Since leaving Easter Road, his boyhood club have closed the gap on city rivals Hearts, with just seven points separating the five teams positioned third to seventh. It means the next few weeks will be tense but if the Leith side secure top-six, he is keen to take in some of the action, even if that could require a decent disguise.
“I am looking forward to getting back to a game as a fan because I missed out on that for years. I have been trying to look at the schedule to see if there is a Hearts or Rangers away that I can get to. Although, I might need to go in a balaclava.”
The team he grew up supporting, and who guided him from academy football to the first team and then on to his first Scotland cap, Hibs will always retain a place in his heart. Despite thwarting their hopes that he might sign a new deal that would have kept him at the club beyond this season, there was no animosity when he turned down their offer and opted to move to the English second tier. Which is just one reason he was upset to learn of former owner and chairman Ron Gordon’s death.
“He was always very honest with me. When I told him I wanted to move he didn’t stand in my way. He wanted to try and benefit the club as much as possible so he found a way to make it work for both myself and the club.”
Unaware of his illness until the club statement came out, news of Gordon’s death shocked Porteous. “It was devastating. I have a lot to thank him for that’s for sure. He was a good man who did a lot for the club. He was so positive.” And, it was the personal touches that resonated. “He took the time to phone you and message you. After games he would check to see how you were. He wanted to know about you and if you had any thoughts on how to make the club better.
“It’s horrible because he was a really good man and he did a lot for me. It’s a mark of the man that he took time with his players. Okay, some of the decisions didn’t work out but I think you can see he always wanted the best for the club. He tried to make it work and I think now you are seeing progress in the club and in the team.

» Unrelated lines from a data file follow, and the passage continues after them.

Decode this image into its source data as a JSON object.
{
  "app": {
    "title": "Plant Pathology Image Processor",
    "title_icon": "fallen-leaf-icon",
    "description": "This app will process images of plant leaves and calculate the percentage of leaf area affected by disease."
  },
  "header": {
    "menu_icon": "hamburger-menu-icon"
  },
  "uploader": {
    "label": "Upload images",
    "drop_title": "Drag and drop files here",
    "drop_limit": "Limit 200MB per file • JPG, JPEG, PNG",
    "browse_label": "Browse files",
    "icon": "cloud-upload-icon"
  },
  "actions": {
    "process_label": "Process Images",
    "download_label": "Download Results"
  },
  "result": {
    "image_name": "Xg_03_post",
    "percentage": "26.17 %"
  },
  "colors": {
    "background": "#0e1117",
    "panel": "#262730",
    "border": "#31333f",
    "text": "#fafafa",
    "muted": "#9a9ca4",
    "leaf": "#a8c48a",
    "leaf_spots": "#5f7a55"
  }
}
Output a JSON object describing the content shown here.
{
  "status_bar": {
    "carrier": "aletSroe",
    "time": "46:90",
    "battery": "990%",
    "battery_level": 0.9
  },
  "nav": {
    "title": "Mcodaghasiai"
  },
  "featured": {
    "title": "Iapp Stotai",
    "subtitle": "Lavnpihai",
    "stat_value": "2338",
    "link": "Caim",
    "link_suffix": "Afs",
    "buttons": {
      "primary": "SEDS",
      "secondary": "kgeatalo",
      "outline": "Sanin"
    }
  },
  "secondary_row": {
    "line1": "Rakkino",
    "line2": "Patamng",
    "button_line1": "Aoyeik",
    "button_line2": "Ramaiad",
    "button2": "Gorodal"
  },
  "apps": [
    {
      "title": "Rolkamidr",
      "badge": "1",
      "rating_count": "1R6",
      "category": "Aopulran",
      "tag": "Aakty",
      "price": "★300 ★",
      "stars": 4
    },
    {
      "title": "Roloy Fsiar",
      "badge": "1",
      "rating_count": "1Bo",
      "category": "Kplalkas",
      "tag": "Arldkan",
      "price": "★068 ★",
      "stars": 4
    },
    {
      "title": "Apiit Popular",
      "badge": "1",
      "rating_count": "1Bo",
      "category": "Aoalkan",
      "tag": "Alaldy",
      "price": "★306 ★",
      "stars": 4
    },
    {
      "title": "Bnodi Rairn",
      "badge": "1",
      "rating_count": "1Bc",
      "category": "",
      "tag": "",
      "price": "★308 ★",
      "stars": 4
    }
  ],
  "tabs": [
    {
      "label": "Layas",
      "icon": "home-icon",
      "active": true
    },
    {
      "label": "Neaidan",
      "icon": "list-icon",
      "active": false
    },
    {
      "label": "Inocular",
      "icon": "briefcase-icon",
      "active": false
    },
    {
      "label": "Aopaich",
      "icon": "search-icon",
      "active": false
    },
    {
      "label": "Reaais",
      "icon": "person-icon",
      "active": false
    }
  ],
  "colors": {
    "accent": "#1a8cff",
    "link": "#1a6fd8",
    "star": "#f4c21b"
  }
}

“It’s taken time, but having stuck with the manager they are benefiting. Hopefully they can push for third.”